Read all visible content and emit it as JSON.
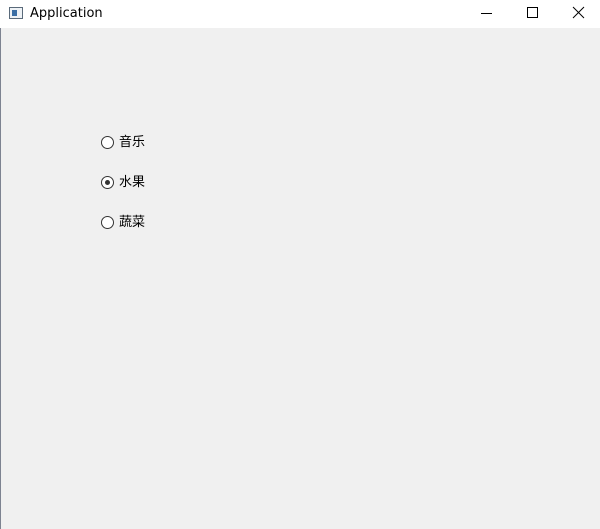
{
  "window": {
    "title": "Application",
    "icon": "app-window-icon",
    "controls": {
      "minimize_icon": "minimize-icon",
      "maximize_icon": "maximize-icon",
      "close_icon": "close-icon"
    }
  },
  "radio_group": {
    "options": [
      {
        "label": "音乐",
        "checked": false
      },
      {
        "label": "水果",
        "checked": true
      },
      {
        "label": "蔬菜",
        "checked": false
      }
    ]
  }
}
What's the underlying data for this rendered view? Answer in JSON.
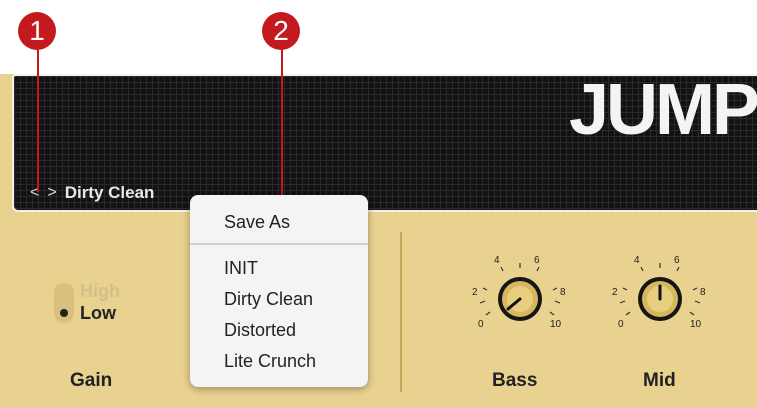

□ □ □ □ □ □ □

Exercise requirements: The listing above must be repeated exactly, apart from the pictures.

Written reply:
Read all visible content and emit it as JSON.
{
  "window": {
    "title": "Application",
    "icon": "app-window-icon",
    "controls": {
      "minimize_icon": "minimize-icon",
      "maximize_icon": "maximize-icon",
      "close_icon": "close-icon"
    }
  },
  "radio_group": {
    "options": [
      {
        "label": "音乐",
        "checked": false
      },
      {
        "label": "水果",
        "checked": true
      },
      {
        "label": "蔬菜",
        "checked": false
      }
    ]
  }
}
What's the underlying data for this rendered view? Answer in JSON.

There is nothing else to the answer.